Back to

A Simple Yak

I’ve been waiting for a perfectly “Yak-worthy” moment for a few weeks now – a moment where something out of the ordinary happens (by “ordinary” I mean this new ordinary, my life in Varanasi, which I never imagined I could get used to), something quintessentially “Indian,” whatever that means, from which I can extract some pearl of meaning or understanding, or which I can use to symbolize my evolution as a Dragons student, world traveler, and eighteen-year-old far from home – perhaps some bizarre encounter with a cow on the street (I’ve had a few), or an enlightening conversation with my homestay family, or an instance of frustration with a rickshaw driver that teaches me a lesson about patience, or maybe even a run-in with an angry monkey. I have been waiting to be struck by some greater realization about the world I inhabit but when the time came to write a Yak, no such moment came to mind.

I’ll instead share a much simpler moment: on a hot Sunday afternoon, I sat alone by the open window at quiet Aum Cafe, sipping tea and writing a letter home, the bustling city’s motorcycle and rickshaw honking far enough in the distance, my only disturbance the occasional moo of a cow in the alley below. I was relieved by the calmness in the air. Peace like that is rare in this city. Much of my time here has felt chaotic and fast-paced as I push myself to explore and experience as much as I can. I am learning, however, that I can slow down and find some peace; I just have to decide to take a deep breath, maybe chant an “aum” or two, and seek it out for myself.
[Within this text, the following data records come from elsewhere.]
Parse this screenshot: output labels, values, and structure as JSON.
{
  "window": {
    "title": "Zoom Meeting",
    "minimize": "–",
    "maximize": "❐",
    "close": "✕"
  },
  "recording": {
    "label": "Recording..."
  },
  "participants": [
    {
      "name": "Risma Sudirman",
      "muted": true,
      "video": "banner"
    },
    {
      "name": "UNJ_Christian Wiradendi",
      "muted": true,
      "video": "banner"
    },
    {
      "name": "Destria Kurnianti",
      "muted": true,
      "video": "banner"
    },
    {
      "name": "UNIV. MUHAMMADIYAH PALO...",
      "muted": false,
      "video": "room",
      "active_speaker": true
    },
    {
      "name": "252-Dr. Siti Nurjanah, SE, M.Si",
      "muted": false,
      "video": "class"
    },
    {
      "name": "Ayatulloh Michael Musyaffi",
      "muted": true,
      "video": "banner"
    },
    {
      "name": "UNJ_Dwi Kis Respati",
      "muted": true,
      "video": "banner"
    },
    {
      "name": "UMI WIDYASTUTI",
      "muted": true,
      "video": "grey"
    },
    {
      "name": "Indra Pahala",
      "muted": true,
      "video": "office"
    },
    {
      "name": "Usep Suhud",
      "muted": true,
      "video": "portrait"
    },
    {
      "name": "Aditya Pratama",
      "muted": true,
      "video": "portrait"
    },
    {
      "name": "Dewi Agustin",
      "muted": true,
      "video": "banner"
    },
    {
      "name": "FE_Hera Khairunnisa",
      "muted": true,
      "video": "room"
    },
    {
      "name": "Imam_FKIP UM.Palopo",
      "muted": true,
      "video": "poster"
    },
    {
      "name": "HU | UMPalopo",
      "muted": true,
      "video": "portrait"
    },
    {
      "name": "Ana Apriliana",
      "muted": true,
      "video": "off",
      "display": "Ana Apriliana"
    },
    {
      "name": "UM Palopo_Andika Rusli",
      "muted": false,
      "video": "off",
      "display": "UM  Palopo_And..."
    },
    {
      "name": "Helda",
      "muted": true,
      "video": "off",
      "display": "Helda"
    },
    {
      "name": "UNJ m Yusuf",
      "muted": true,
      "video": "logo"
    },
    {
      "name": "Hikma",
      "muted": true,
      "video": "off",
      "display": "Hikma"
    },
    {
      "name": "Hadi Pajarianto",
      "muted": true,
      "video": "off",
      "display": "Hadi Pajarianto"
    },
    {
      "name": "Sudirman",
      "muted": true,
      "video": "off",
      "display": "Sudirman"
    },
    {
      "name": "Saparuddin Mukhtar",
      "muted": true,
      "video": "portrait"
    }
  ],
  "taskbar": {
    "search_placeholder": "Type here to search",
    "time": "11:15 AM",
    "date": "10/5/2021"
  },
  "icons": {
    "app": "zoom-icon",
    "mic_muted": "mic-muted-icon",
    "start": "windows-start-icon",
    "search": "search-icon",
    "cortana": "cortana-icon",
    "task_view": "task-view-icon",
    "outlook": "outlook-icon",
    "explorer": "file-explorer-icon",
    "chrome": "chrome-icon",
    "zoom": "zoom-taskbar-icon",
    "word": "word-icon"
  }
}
This lesson is much less exciting than a monkey attack, but important nonetheless.